And even then, they will not be automatically released. They must show the parole board that they have participated in programs that prepare them to support themselves and stay on the straight and narrow when they are released. They must convince the parole board that they are remorseful and have changed so they no longer pose a threat to the community. Only then might they be given a parole date.
Jesus told us to “Do unto others” as we would have them do unto us. Shouldn’t we give the kids and grandkids of others the same second chances that we would want for our own families?
An inherent principle of justice is that the punishment should never exceed the harm done by the crime. It is wrong to condemn these inmates to die in prison for being the teenage accomplice to the terrible acts of another. We urge Gov. Brown to sign SB 9, and thereby restore the chance for these inmates to transform their lives and become good citizens.
This new article from the Los Angeles Times, headlined "Political lines drawn on life sentences for teen killers," reports on some of the others coming out for and against this intriguing legislation:
In a letter to the governor, [Nancy] Pelosi contended that "civilized societies are increasingly prohibiting life-without-parole sentences for juveniles, recognizing that juveniles do not possess the same mental development as adults.”
Brown is hearing plenty from the other side as well. California Assembly Republican leader Connie Conway earlier this month sent the governor a letter seeking veto of the "unnecessary" bill. "California already has a carefully balanced statutory scheme that appropriately balances the need to hold the most serious juvenile murderers accountable for their crimes, while recognizing different levels of maturity and culpability based on the age of the offender, and retains judicial discretion," she wrote.
Indeed, some victim advocates contend that because judges already rejected the possibility of allowing eventual parole for the state's 309 inmates sentenced as minors, there is no reason to revisit the issue. They have political support from lobbyists for prison guards and prosecutors.
The battle lines are not universally inclusive. Mothers Against Murder, for instance, has refused to take an official stance on the bill even though its membership includes families of those killed by juveniles. "We tend not to take a stand due to our respect for different families' wishes," said Executive Director Margaret Petros.
Related recent posts:
- California legislature passes intriguiging and novel resentencing bill for juve lifers

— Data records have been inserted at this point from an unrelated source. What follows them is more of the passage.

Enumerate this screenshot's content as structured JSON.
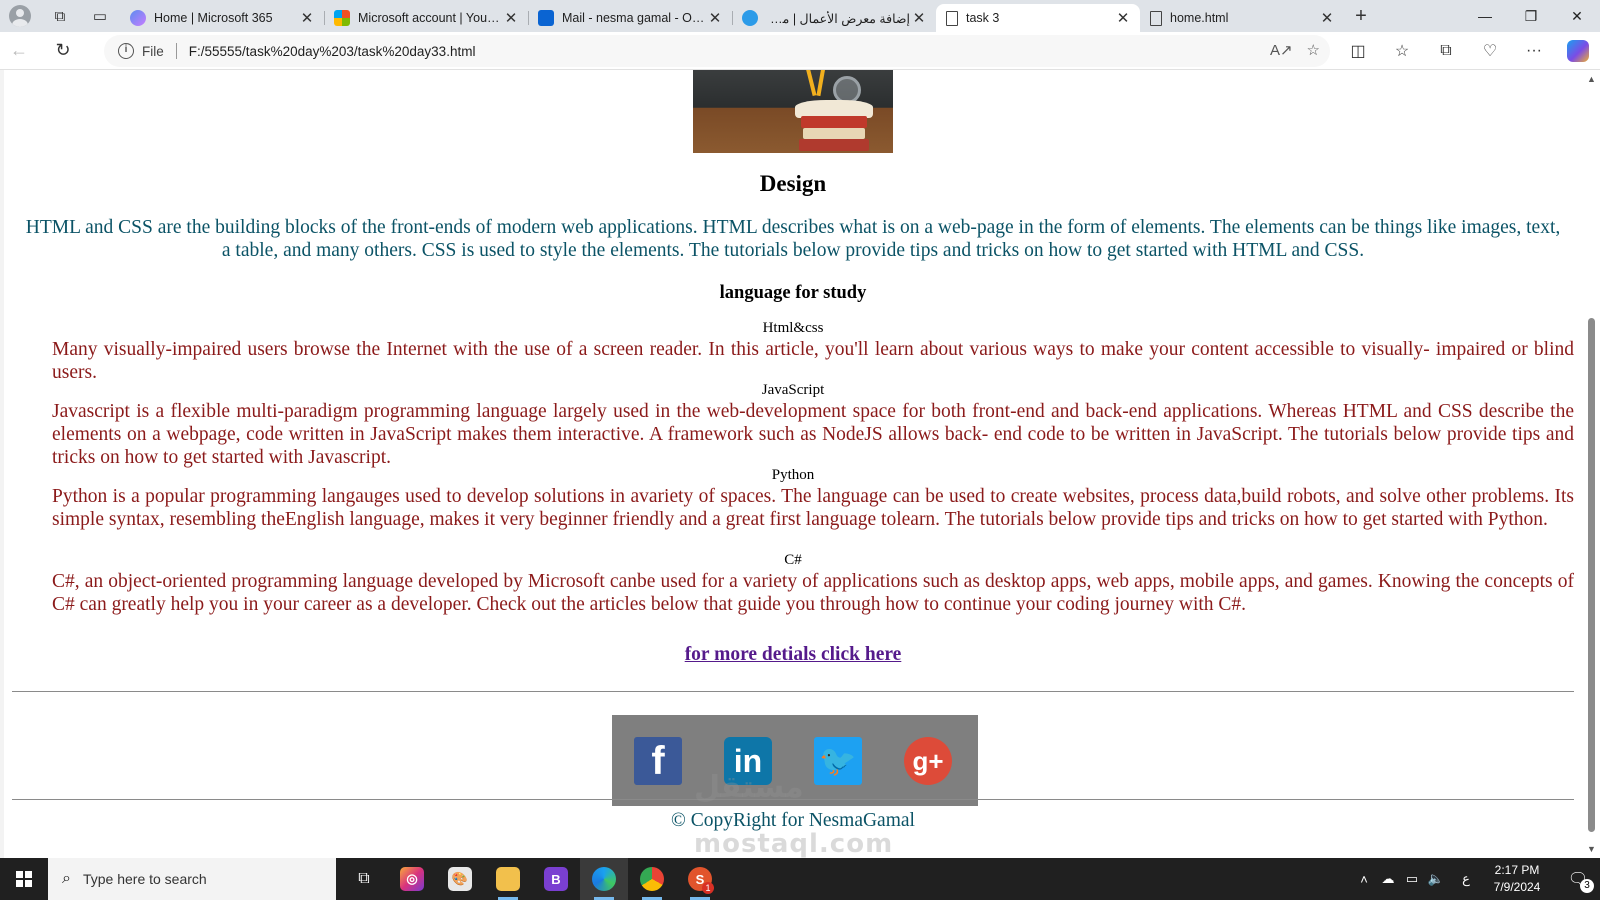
{
  "browser": {
    "tabs": [
      {
        "title": "Home | Microsoft 365",
        "icon": "microsoft365-icon"
      },
      {
        "title": "Microsoft account | Your pr",
        "icon": "microsoft-logo-icon"
      },
      {
        "title": "Mail - nesma gamal - Outlo",
        "icon": "outlook-icon"
      },
      {
        "title": "إضافة معرض الأعمال | مستق",
        "icon": "mostaql-icon"
      },
      {
        "title": "task 3",
        "icon": "page-icon"
      },
      {
        "title": "home.html",
        "icon": "page-icon"
      }
    ],
    "active_tab": 4,
    "address": {
      "scheme_label": "File",
      "url": "F:/55555/task%20day%203/task%20day33.html"
    }
  },
  "page": {
    "heading": "Design",
    "intro": "HTML and CSS are the building blocks of the front-ends of modern web applications. HTML describes what is on a web-page in the form of elements. The elements can be things like images, text, a table, and many others. CSS is used to style the elements. The tutorials below provide tips and tricks on how to get started with HTML and CSS.",
    "section_title": "language for study",
    "languages": [
      {
        "name": "Html&css",
        "description": "Many visually-impaired users browse the Internet with the use of a screen reader. In this article, you'll learn about various ways to make your content accessible to visually- impaired or blind users."
      },
      {
        "name": "JavaScript",
        "description": "Javascript is a flexible multi-paradigm programming language largely used in the web-development space for both front-end and back-end applications. Whereas HTML and CSS describe the elements on a webpage, code written in JavaScript makes them interactive. A framework such as NodeJS allows back- end code to be written in JavaScript. The tutorials below provide tips and tricks on how to get started with Javascript."
      },
      {
        "name": "Python",
        "description": "Python is a popular programming langauges used to develop solutions in avariety of spaces. The language can be used to create websites, process data,build robots, and solve other problems. Its simple syntax, resembling theEnglish language, makes it very beginner friendly and a great first language tolearn. The tutorials below provide tips and tricks on how to get started with Python."
      },
      {
        "name": "C#",
        "description": "C#, an object-oriented programming language developed by Microsoft canbe used for a variety of applications such as desktop apps, web apps, mobile apps, and games. Knowing the concepts of C# can greatly help you in your career as a developer. Check out the articles below that guide you through how to continue your coding journey with C#."
      }
    ],
    "more_link": "for more detials click here",
    "social": [
      {
        "name": "facebook-icon",
        "glyph": "f"
      },
      {
        "name": "linkedin-icon",
        "glyph": "in"
      },
      {
        "name": "twitter-icon",
        "glyph": "🐦"
      },
      {
        "name": "google-plus-icon",
        "glyph": "g+"
      }
    ],
    "copyright": "© CopyRight for NesmaGamal",
    "watermark": {
      "arabic": "مستقل",
      "latin": "mostaql.com"
    }
  },
  "taskbar": {
    "search_placeholder": "Type here to search",
    "tray_lang": "ع",
    "time": "2:17 PM",
    "date": "7/9/2024",
    "notification_count": "3",
    "app_badge": "1"
  },
  "colors": {
    "intro_text": "#0b5366",
    "body_text": "#8b1a1a",
    "link": "#551a8b"
  }
}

- Newt Gingrich says "criminal justice system is broken, and conservatives must lead the way in fixing it"
- "Right on Crime: The Conservative Case for Reform" officially launches
September 23, 2012 in Offender Characteristics, Prisons and prisoners, Procedure and Proof at Sentencing, Scope of Imprisonment, Sentences Reconsidered, Who Sentences? | Permalink | Comments (5) | TrackBack